How to Avoid the HTML5 Table-Based Layout Trap

By Andy Harris

Tables are pretty great. They’re a terrific way to present certain kinds of data using HTML5. When you add the and concepts, you can use tables to create some pretty interesting layouts. In fact, because old-school HTML didn’t really have any sort of layout technology, a lot of developers came up with some pretty amazing layouts based on tables.

Using tables for layout causes some problems though, such as

  • Tables aren’t meant for layout. Tables are designed for data presentation, not layout. To make tables work for layout, you have to do a lot of sneaky hacks, such as tables nested inside other tables or invisible images for spacing.

  • The code becomes complicated fast. Tables involve a lot of HTML markup. If the code involves tables nested inside each other, it’s very difficult to remember which element is related to which row of which table. Table-based layouts are very difficult to modify by hand.

  • Formatting is done cell by cell. A web page could be composed of hundreds of table cells. Making a change in the font or color often involves making changes in hundreds of cells throughout the page. This makes your page less flexible and harder to update.

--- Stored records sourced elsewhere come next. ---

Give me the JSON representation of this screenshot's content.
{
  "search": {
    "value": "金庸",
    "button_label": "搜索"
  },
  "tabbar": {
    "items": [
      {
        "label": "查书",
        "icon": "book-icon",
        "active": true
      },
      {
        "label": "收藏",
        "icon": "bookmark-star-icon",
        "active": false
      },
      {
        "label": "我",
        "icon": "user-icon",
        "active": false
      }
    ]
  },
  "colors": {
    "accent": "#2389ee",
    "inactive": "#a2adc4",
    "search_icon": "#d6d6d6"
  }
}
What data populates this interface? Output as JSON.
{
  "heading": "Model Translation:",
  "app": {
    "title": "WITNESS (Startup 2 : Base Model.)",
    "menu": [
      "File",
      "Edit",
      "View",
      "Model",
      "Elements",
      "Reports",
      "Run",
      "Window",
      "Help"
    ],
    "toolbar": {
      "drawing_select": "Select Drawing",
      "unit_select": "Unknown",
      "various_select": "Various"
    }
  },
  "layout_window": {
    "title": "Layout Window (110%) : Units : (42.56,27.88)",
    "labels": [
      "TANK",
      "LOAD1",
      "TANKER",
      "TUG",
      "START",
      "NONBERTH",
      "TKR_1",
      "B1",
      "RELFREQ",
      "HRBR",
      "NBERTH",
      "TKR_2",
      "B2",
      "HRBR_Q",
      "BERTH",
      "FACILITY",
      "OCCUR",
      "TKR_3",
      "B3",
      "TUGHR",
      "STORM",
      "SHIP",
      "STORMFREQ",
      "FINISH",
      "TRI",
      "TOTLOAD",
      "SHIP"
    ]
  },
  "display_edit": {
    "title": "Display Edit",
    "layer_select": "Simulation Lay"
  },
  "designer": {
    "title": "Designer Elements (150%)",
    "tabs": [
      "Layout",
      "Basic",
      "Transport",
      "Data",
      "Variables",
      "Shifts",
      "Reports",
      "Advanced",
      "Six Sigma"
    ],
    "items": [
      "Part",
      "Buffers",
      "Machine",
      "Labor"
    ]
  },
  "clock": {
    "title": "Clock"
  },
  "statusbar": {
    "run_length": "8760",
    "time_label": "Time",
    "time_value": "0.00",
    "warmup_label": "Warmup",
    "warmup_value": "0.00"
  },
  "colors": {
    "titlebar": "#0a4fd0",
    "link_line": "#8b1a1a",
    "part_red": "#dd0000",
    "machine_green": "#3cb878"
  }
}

  • Presentation is tied tightly to data. A table-based layout tightly intertwines the data and its presentation. This runs counter to a primary goal of web design — separation of data from its presentation.

  • Table-based layouts are hard to change. After you create a layout based on tables, it’s very difficult to make modifications because all the table cells have a potential effect on other cells.

  • Table-based layouts cause problems for screen-readers. People with visual disabilities use special software to read web pages. These screen-readers are well adapted to read tables as they were intended (to manage tabular data), but the screen-readers have no way of knowing when the table is being used as a layout technique rather than a data presentation tool. This makes table-based layouts less compliant to accessibility standards.

  • Table-based layouts do not adapt well. Modern users expect to run pages on cell phones and tablets as well as desktop machines. Table-based designs do not easily scale to these smaller form-factors.

Resist the temptation to use tables for layout. Use tables to do what they’re designed for: data presentation. The CSS-based approaches you can use to generate any kind of visual layout you might want are easier, more dependable, and much more flexible.